Series 40-based Nokia 6300

Series 40, often shortened as S40, is a software platform and application user interface (UI) software on Nokia's broad range of mid-tier feature phones, as well as on some of the Vertu line of luxury phones. It was one of the world's most widely used mobile phone platforms and found in hundreds of millions of devices.[1] Nokia announced on 25 January 2012 that the company has sold over 1.5 billion Series 40 devices.[2] S40 has more features than the Series 30 platform, which is more basic. They are not used for smartphones, in which Nokia primarily uses Windows Phone, and up until 2012 Symbian. However, in 2012 and 2013, several Series 40 phones from the Asha line, such as the 308, 309 and 311, have been advertised as "smartphones" although they do not actually support smartphone features like multitasking or a fully fledged HTML browser.[3] A July 2014 company memo revealed that Microsoft would end the future production of all Asha and Series 40 devices in favor of Windows Phone.[4]

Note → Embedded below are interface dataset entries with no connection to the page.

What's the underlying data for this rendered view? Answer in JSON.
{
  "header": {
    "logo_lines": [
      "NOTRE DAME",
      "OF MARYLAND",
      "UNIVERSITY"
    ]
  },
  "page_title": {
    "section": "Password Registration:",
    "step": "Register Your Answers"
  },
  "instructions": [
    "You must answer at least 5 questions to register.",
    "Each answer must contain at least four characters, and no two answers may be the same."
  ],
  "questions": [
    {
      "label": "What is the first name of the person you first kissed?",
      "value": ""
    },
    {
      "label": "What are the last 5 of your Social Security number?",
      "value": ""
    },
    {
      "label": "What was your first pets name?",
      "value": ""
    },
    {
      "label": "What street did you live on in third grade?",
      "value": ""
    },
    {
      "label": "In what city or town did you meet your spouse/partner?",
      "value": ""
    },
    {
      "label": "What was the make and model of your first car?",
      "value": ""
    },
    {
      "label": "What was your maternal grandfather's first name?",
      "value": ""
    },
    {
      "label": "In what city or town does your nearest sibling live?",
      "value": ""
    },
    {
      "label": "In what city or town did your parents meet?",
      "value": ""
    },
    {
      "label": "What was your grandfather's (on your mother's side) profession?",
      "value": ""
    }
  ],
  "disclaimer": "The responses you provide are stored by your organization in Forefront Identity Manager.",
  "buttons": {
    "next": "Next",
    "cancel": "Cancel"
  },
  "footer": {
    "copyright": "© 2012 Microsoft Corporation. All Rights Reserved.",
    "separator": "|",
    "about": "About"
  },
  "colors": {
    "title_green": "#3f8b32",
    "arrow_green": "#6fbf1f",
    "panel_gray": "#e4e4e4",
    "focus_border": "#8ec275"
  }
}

History[edit]

Series 40 was officially introduced in 1999 with the release of the Nokia 7110. It had a 96 × 65 pixel monochrome display and was the first phone to come with a WAP browser. Over the years, the S40 UI has evolved from a low resolution UI to a high resolution color UI with an enhanced graphical look. The third generation of Series 40 that became available in 2005 introduced support for devices with resolutions as high as QVGA (240×320).[5] It is possible to customize the look-and-feel of the UI via comprehensive themes.[6] A list of all Series 40 devices can be found on the Nokia web site.[7]

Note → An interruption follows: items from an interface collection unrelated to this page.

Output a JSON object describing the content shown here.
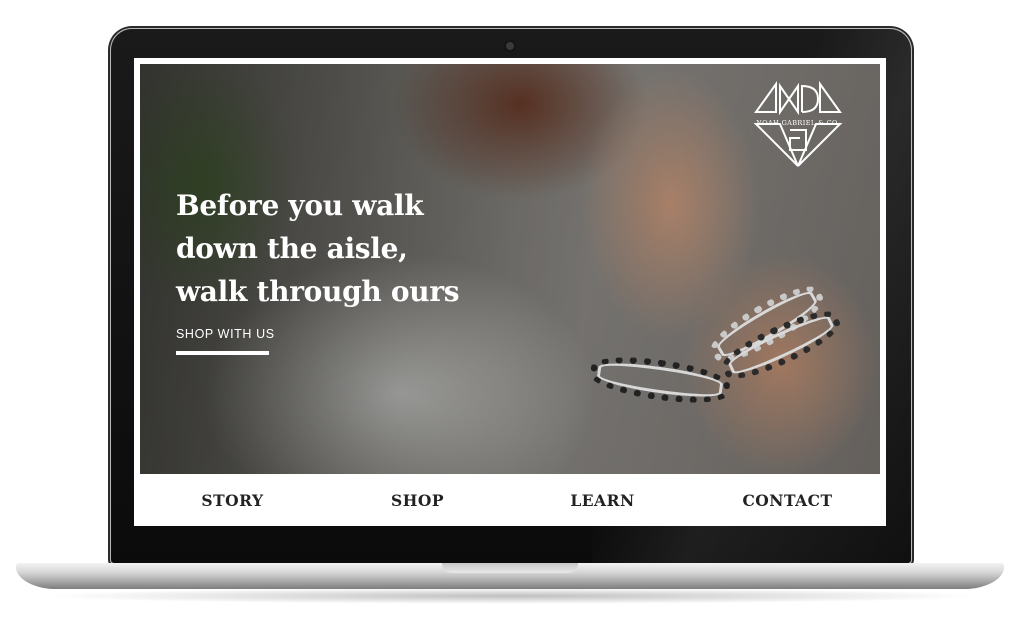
{
  "hero": {
    "headline": "Before you walk down the aisle, walk through ours",
    "cta_label": "SHOP WITH US"
  },
  "logo": {
    "text": "NOAH GABRIEL & CO."
  },
  "nav": {
    "items": [
      {
        "label": "STORY"
      },
      {
        "label": "SHOP"
      },
      {
        "label": "LEARN"
      },
      {
        "label": "CONTACT"
      }
    ]
  },
  "colors": {
    "text_on_image": "#ffffff",
    "nav_text": "#222222",
    "device_frame": "#111111"
  },
  "icons": [
    "brand-logo-icon",
    "camera-icon"
  ]
}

In 2012, the new Nokia Asha mobile phones 200/201/210, 302/306/305/308/310/311, 303 and 311 were released and all use Series 40.[7]

In 2014, Microsoft acquired Nokia's mobile phones business. Despite previously disclosing plans to continue producing Asha and Series 40 devices (and having licensed the Nokia brand for use on the latter),[8] a July 2014 company memo revealed that Microsoft would end the future production of all Asha and Series 40 devices in favor of Windows Phone.[4]

Technical[edit]

Applications[edit]

It provides communication applications such as telephone, internet telephony (VoIP), messaging, email client with POP3 and IMAP4 capabilities and Web browser; media applications such as camera, video recorder, music/video player and FM radio; and phonebook and other personal information management (PIM) applications such as calendar and tasks. Basic file management, like in Series 60, is provided in the Applications and Gallery folders and subfolders. Gallery is also the default location for files transferred over Bluetooth to be placed. User-installed applications on Series 40 are generally mobile Java applications. Flash Lite applications are also supported, but mostly used for screensavers.[9]

Web browser[edit]

The integrated web browser can access most web content through the service provider's XHTML/HTML gateway. The latest version of Series 40, called Series 40 6th Edition, introduced a new browser based on the WebKit open source components WebCore and JavaScriptCore. The new browser delivers support for HTML 4.01, CSS2, JavaScript 1.5, and Ajax. Also, like the higher-end Series 60, Series 40 can run the UC Browser web browser to enhance the user's web browsing experience. The latest feature phones from the Asha lineup come with the Nokia Xpress Browser which uses proxy servers to compress and optimize web pages in a similar fashion as Opera Mini.

New Nokia Asha phones exhibit some smartphone-like characteristics, such as full internet access and navigation software. Shown is the Asha 311, which has a similar interface to that of the N9.

Synchronization[edit]

Support for SyncML synchronization with external services of the address book, calendar and notes is present. However with many S40 phones, these synchronization settings must be sent via an OTA text message.

Software platform[edit]

Series 40 is an embedded software platform that is open for software development via standard or de facto content and application development technologies. It supports Java MIDlets, i.e. Java MIDP and CLDC technology, which provide location, communication, messaging, media, and graphics capabilities.[10] S40 also supports Flash Lite applications.

See also[edit]

References[edit]